━━ DATA EXTRACTS
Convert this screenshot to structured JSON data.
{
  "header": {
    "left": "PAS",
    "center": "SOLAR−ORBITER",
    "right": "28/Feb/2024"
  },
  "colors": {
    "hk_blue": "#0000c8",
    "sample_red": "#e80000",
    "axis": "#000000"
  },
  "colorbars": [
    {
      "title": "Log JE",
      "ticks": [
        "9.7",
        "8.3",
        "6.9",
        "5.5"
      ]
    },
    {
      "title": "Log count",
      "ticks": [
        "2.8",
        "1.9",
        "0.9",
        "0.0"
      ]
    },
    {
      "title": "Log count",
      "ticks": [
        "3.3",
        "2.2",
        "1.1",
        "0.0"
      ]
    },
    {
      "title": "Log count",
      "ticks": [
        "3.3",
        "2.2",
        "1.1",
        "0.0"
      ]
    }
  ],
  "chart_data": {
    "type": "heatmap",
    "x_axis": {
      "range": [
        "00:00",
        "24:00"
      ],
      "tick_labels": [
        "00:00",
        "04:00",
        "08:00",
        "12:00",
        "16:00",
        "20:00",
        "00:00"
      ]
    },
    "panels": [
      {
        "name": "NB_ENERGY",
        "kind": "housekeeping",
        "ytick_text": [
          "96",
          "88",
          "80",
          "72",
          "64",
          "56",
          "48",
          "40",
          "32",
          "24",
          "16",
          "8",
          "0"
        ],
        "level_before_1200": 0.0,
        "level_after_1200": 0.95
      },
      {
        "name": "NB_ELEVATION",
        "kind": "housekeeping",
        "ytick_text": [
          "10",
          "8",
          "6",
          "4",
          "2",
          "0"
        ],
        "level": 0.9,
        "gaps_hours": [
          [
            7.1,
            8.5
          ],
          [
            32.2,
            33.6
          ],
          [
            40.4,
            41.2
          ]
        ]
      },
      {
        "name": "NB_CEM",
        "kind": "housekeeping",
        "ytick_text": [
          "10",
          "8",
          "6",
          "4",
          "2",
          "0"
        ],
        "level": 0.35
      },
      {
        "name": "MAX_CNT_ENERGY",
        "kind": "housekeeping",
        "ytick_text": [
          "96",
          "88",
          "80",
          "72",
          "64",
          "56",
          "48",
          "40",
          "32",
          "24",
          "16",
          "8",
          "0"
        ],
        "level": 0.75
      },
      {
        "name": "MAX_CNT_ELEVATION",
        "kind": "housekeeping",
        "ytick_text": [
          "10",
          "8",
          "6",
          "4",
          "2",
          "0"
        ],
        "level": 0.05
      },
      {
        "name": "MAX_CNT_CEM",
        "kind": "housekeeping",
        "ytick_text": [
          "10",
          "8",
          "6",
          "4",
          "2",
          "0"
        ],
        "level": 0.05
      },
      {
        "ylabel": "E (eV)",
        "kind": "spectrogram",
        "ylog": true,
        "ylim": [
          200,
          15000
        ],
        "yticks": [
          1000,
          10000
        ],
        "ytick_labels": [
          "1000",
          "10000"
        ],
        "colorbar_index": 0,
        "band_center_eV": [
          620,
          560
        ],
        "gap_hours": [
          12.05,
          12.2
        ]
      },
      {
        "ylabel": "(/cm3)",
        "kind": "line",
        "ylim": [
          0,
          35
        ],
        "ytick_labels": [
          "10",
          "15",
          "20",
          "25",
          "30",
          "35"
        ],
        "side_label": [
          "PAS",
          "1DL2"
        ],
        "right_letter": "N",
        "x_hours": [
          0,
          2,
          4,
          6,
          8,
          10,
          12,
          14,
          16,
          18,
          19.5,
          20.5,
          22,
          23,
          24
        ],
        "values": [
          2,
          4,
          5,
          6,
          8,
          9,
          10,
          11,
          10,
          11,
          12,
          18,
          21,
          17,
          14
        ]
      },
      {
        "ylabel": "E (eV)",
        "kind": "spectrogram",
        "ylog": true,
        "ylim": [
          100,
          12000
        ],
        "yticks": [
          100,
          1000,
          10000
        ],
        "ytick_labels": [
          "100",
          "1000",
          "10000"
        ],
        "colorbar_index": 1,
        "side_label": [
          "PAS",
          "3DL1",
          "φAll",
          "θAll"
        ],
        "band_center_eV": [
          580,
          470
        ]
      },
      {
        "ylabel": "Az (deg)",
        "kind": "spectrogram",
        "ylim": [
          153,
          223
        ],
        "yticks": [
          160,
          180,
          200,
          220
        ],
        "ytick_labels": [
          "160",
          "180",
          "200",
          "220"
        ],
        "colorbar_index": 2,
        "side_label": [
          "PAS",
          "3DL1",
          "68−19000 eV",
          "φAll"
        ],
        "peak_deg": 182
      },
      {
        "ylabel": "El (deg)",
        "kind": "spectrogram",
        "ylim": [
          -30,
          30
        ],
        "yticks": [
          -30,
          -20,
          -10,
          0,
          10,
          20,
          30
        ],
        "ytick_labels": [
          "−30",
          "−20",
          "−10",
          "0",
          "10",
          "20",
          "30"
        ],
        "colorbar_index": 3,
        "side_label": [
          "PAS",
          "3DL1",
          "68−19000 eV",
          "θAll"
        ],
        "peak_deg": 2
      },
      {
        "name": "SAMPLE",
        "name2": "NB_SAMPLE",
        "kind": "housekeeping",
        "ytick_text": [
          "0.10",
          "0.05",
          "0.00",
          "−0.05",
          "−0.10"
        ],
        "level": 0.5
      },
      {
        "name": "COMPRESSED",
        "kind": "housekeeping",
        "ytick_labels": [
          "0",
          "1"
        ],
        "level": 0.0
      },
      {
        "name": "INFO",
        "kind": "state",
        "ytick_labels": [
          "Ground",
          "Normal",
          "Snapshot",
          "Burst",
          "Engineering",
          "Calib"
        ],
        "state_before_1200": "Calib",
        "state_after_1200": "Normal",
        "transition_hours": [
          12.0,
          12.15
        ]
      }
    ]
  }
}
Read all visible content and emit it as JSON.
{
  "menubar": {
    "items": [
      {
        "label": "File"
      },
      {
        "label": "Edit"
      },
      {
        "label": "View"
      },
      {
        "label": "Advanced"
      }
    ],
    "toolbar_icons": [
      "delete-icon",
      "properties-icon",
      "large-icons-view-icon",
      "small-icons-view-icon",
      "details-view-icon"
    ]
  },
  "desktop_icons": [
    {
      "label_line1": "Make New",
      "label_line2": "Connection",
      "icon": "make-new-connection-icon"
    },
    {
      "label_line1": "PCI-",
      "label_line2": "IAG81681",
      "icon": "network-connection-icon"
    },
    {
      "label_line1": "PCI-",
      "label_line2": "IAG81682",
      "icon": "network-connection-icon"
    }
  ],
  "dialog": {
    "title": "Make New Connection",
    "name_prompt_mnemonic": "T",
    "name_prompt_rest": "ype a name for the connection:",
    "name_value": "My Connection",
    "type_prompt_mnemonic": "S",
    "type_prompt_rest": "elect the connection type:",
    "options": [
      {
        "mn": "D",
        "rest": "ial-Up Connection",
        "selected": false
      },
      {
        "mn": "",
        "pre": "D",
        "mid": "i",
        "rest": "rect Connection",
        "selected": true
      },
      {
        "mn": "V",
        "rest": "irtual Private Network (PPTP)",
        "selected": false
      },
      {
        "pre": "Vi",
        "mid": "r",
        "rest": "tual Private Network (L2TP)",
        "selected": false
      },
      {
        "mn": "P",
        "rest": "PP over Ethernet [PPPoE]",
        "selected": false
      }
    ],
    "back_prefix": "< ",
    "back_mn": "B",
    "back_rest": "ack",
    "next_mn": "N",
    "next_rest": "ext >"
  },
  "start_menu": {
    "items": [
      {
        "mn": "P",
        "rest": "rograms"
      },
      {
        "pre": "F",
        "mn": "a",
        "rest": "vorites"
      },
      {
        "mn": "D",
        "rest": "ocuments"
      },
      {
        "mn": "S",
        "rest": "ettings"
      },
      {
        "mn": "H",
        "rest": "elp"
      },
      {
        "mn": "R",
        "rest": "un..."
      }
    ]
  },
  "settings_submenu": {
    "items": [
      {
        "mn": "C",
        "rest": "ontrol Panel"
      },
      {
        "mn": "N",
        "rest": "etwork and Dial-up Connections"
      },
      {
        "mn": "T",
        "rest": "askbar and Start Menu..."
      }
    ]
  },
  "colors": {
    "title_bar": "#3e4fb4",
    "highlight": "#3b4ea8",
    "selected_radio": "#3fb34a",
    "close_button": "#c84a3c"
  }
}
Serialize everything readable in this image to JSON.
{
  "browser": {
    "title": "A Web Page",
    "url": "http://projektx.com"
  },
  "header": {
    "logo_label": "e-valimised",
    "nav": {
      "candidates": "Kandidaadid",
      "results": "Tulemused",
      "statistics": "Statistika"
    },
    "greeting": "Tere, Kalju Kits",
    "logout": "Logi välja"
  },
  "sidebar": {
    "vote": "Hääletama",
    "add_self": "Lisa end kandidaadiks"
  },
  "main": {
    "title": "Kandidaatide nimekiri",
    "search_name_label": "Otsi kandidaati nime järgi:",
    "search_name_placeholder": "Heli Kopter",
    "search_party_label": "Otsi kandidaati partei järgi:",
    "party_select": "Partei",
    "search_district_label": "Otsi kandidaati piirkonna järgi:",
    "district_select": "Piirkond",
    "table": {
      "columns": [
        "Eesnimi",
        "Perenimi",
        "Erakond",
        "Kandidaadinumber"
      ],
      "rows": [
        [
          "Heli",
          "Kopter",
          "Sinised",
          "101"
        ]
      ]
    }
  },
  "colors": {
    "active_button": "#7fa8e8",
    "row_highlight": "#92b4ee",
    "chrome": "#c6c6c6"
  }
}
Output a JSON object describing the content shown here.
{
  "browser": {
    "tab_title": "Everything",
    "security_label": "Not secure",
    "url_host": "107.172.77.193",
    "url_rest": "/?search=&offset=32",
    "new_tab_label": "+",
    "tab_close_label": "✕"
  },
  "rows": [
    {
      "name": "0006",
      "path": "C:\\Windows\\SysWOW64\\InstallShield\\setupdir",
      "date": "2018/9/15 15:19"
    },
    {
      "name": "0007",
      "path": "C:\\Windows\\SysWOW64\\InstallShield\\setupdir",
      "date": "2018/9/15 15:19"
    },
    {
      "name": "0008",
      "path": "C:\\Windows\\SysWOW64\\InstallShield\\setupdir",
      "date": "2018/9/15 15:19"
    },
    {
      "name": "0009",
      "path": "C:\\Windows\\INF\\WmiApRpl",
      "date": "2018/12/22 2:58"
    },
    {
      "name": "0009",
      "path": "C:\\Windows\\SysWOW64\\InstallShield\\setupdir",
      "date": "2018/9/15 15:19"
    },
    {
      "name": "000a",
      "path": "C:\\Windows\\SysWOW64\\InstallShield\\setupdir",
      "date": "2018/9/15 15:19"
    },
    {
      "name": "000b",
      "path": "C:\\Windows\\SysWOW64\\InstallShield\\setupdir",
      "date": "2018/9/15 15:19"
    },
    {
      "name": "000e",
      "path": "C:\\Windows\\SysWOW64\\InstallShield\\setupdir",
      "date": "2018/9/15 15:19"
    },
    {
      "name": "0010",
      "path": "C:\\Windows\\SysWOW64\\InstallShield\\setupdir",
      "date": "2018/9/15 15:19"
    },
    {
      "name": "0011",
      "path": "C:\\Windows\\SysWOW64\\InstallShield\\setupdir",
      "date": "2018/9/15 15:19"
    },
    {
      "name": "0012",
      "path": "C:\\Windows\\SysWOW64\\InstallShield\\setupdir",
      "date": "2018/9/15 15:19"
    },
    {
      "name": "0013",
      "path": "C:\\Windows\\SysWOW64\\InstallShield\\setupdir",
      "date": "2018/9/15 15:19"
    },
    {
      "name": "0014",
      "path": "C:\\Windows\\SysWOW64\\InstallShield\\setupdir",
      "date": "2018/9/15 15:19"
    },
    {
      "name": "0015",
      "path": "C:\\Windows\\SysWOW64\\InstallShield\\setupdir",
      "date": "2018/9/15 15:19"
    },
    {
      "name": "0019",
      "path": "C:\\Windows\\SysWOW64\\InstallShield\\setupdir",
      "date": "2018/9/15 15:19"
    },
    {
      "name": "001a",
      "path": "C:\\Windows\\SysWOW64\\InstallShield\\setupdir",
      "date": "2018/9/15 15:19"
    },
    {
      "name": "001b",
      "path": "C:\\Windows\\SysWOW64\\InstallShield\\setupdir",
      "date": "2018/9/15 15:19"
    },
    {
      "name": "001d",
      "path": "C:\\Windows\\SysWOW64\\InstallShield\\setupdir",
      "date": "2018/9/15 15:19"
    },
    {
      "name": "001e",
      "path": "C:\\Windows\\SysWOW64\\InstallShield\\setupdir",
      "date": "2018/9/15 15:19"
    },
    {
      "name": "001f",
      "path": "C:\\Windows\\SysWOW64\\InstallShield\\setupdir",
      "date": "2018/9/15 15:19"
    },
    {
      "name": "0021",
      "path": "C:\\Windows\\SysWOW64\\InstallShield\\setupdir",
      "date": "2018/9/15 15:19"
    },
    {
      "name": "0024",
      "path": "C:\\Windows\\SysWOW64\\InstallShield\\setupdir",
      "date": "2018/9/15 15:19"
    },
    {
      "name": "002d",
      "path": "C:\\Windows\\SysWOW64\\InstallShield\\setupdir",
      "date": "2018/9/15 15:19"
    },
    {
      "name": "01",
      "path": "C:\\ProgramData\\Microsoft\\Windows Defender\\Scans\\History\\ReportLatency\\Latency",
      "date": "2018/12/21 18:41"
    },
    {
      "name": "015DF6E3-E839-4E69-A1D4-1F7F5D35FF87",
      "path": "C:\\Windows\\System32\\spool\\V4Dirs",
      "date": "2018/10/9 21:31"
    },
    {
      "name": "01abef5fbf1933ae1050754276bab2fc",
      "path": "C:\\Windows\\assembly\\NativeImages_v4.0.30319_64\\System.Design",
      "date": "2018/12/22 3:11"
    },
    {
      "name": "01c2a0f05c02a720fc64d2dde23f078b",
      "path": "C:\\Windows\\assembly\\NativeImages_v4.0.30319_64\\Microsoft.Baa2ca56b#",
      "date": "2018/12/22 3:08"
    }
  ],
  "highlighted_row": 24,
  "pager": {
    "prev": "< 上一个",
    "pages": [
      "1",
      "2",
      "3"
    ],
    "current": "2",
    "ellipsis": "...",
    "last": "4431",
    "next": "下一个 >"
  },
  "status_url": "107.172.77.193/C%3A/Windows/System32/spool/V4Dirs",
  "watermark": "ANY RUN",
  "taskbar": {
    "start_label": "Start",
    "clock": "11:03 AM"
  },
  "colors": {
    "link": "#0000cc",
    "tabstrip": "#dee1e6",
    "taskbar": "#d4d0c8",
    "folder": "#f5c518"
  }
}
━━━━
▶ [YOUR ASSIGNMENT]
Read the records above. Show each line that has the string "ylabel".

▶ [YOUR RESPONSE]
        "ylabel": "E (eV)",
        "ylabel": "(/cm3)",
        "ylabel": "E (eV)",
        "ylabel": "Az (deg)",
        "ylabel": "El (deg)",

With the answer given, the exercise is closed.